A university in England has refused to recognise a Catholic priest as a chaplain over comments that he posted on social media.
The University of Nottingham, in central England, confirmed August 25 that it had declined to give official recognition to Fr David Palmer, a priest of the Personal Ordinariate of Our Lady of Walsingham.
“Our concern was not in relation to Fr David’s views themselves, but the manner in which these views have been expressed in the context of our diverse community of people of many faiths,” a spokesperson for the university told CNA.
Fr Palmer, who serves in the Diocese of Nottingham, was named as chaplain to the Catholic community at the University of Nottingham by local Bishop Patrick McKinney.
The bishop also asked him to serve as Catholic chaplain to Nottingham Trent University.
While Nottingham Trent University accepted the appointment, the University of Nottingham invited Palmer for an interview on June 17.
Following the interview, the university wrote to Bishop McKinney expressing concerns about the appointment.
At a further meeting July 1, the university specified that the concerns related to Fr Palmer’s posts on social media, highlighting one on assisted suicide and another on abortion.
“They referenced a tweet where I had referred to the proposed ‘assisted dying’ bill [introduced in Britain’s Parliament in May] as a bill to allow the NHS ‘to kill the vulnerable,’” Fr Palmer told CNA via email August 26.
“I was told it was fine for me to have this opinion, but they were concerned with how I expressed it. When I asked how they would suggest I express it, quite remarkably, they suggested I should call it ‘end of life care,’ which is a completely unacceptable policing of religious belief.”
The priest wrote on Twitter August 24 that the university also objected to a second post in which he described abortion as the “slaughter of babies,” in the context of the debate over US President Joe Biden’s reception of Holy Communion despite backing legal abortion.
Fr Palmer said that he defended both posts as reflecting Catholic belief.
Fr Palmer told CNA that after the meeting where his social media posts were discussed, the university authorities contacted the bishop to say that they still had concerns, asking him to provide an alternative priest.
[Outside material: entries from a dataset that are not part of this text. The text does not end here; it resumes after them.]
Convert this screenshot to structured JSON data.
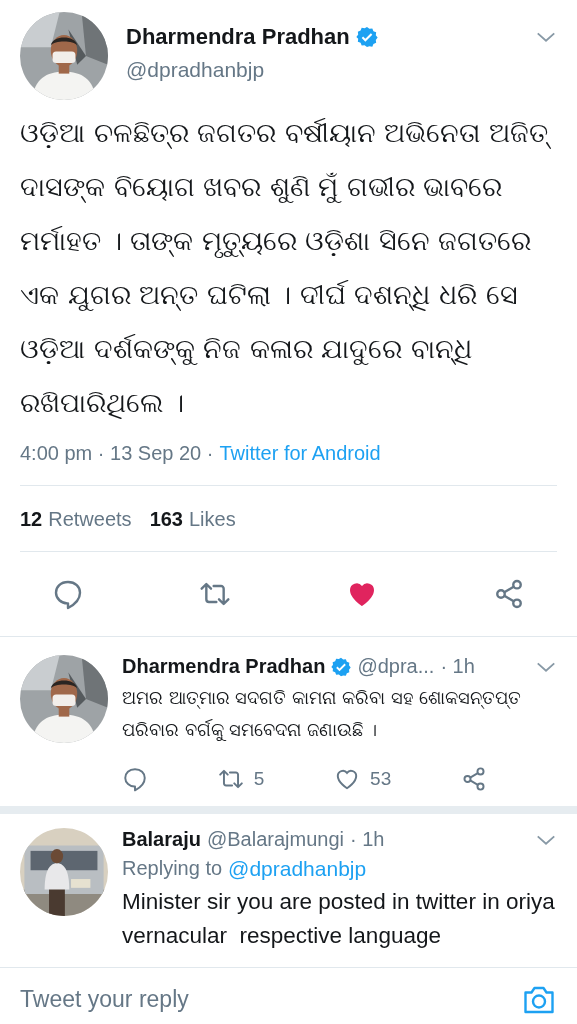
{
  "tweet": {
    "author": {
      "name": "Dharmendra Pradhan",
      "verified": true,
      "handle": "@dpradhanbjp"
    },
    "text": "ଓଡ଼ିଆ ଚଳଛିତ୍ର ଜଗତର ବର୍ଷୀୟାନ ଅଭିନେତା ଅଜିତ୍ ଦାସଙ୍କ ବିୟୋଗ ଖବର ଶୁଣି ମୁଁ ଗଭୀର ଭାବରେ ମର୍ମାହତ । ତାଙ୍କ ମୃତ୍ୟୁରେ ଓଡ଼ିଶା ସିନେ ଜଗତରେ ଏକ ଯୁଗର ଅନ୍ତ ଘଟିଲା । ଦୀର୍ଘ ଦଶନ୍ଧି ଧରି ସେ ଓଡ଼ିଆ ଦର୍ଶକଙ୍କୁ ନିଜ କଳାର ଯାଦୁରେ ବାନ୍ଧି ରଖିପାରିଥିଲେ ।",
    "meta": "4:00 pm · 13 Sep 20 ·",
    "source": "Twitter for Android",
    "stats": [
      {
        "count": "12",
        "label": "Retweets"
      },
      {
        "count": "163",
        "label": "Likes"
      }
    ],
    "liked": true
  },
  "replies": [
    {
      "author": {
        "name": "Dharmendra Pradhan",
        "verified": true,
        "handle": "@dpra..."
      },
      "time": "· 1h",
      "text": "ଅମର ଆତ୍ମାର ସଦଗତି କାମନା କରିବା ସହ ଶୋକସନ୍ତପ୍ତ ପରିବାର ବର୍ଗକୁ ସମବେଦନା ଜଣାଉଛି ।",
      "retweets": "5",
      "likes": "53",
      "liked": false
    },
    {
      "author": {
        "name": "Balaraju",
        "handle": "@Balarajmungi"
      },
      "time": "· 1h",
      "replying_label": "Replying to",
      "replying_to": "@dpradhanbjp",
      "text": "Minister sir you are posted in twitter in oriya  vernacular  respective language"
    }
  ],
  "reply_box": {
    "placeholder": "Tweet your reply"
  }
}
The priest said that the bishop declined to nominate another priest and that following further discussions, the university agreed that Fr Palmer could offer Mass on campus on Sundays as a “guest priest”.